──────── EXTRACTED MATERIAL

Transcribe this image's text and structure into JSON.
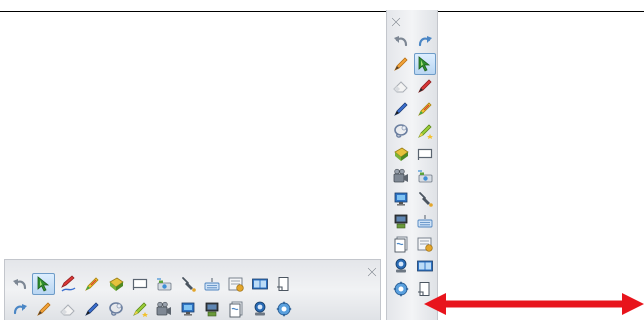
{
  "colors": {
    "toolbar_bg": "#eceef1",
    "active_tool_bg": "#cfe3f8",
    "annotation_arrow": "#e8141c"
  },
  "vertical_toolbar": {
    "close_icon": "close-icon",
    "tools": [
      "undo-icon",
      "redo-icon",
      "pen-icon",
      "select-arrow-icon",
      "eraser-icon",
      "highlighter-red-icon",
      "pen-blue-icon",
      "pen-multicolor-icon",
      "lasso-icon",
      "magic-pen-icon",
      "fill-icon",
      "shapes-icon",
      "screen-recorder-icon",
      "screen-capture-icon",
      "display-icon",
      "pointer-icon",
      "document-camera-icon",
      "keyboard-icon",
      "pages-icon",
      "page-sorter-icon",
      "conference-icon",
      "dual-display-icon",
      "settings-icon",
      "toolbar-swap-icon"
    ],
    "active_tool": "select-arrow-icon"
  },
  "horizontal_toolbar": {
    "close_icon": "close-icon",
    "row1": [
      "undo-icon",
      "select-arrow-icon",
      "pen-red-icon",
      "pen-multicolor-icon",
      "fill-icon",
      "shapes-icon",
      "screen-capture-icon",
      "pointer-icon",
      "keyboard-icon",
      "page-sorter-icon",
      "dual-display-icon",
      "toolbar-swap-icon"
    ],
    "row2": [
      "redo-icon",
      "pen-icon",
      "eraser-icon",
      "pen-blue-icon",
      "lasso-icon",
      "magic-pen-icon",
      "screen-recorder-icon",
      "display-icon",
      "document-camera-icon",
      "pages-icon",
      "conference-icon",
      "settings-icon"
    ],
    "active_tool": "select-arrow-icon"
  },
  "annotation": {
    "icon": "double-headed-arrow-icon"
  }
}
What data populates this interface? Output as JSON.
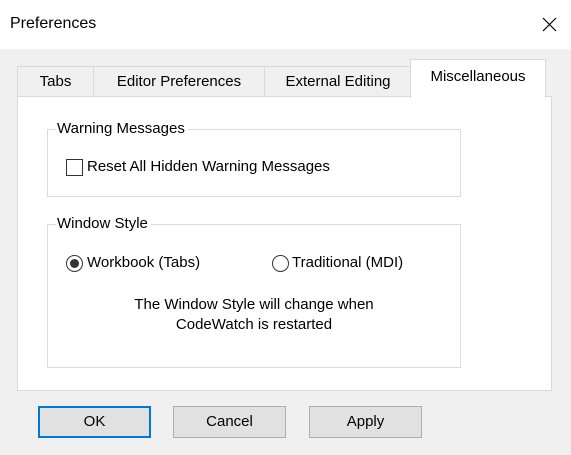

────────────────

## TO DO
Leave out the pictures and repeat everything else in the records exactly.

## ANSWER TO THIS TASK
Transcribe this image's text and structure into JSON.
{
  "colors": {
    "toolbar_bg": "#eceef1",
    "active_tool_bg": "#cfe3f8",
    "annotation_arrow": "#e8141c"
  },
  "vertical_toolbar": {
    "close_icon": "close-icon",
    "tools": [
      "undo-icon",
      "redo-icon",
      "pen-icon",
      "select-arrow-icon",
      "eraser-icon",
      "highlighter-red-icon",
      "pen-blue-icon",
      "pen-multicolor-icon",
      "lasso-icon",
      "magic-pen-icon",
      "fill-icon",
      "shapes-icon",
      "screen-recorder-icon",
      "screen-capture-icon",
      "display-icon",
      "pointer-icon",
      "document-camera-icon",
      "keyboard-icon",
      "pages-icon",
      "page-sorter-icon",
      "conference-icon",
      "dual-display-icon",
      "settings-icon",
      "toolbar-swap-icon"
    ],
    "active_tool": "select-arrow-icon"
  },
  "horizontal_toolbar": {
    "close_icon": "close-icon",
    "row1": [
      "undo-icon",
      "select-arrow-icon",
      "pen-red-icon",
      "pen-multicolor-icon",
      "fill-icon",
      "shapes-icon",
      "screen-capture-icon",
      "pointer-icon",
      "keyboard-icon",
      "page-sorter-icon",
      "dual-display-icon",
      "toolbar-swap-icon"
    ],
    "row2": [
      "redo-icon",
      "pen-icon",
      "eraser-icon",
      "pen-blue-icon",
      "lasso-icon",
      "magic-pen-icon",
      "screen-recorder-icon",
      "display-icon",
      "document-camera-icon",
      "pages-icon",
      "conference-icon",
      "settings-icon"
    ],
    "active_tool": "select-arrow-icon"
  },
  "annotation": {
    "icon": "double-headed-arrow-icon"
  }
}
What data populates this interface? Output as JSON.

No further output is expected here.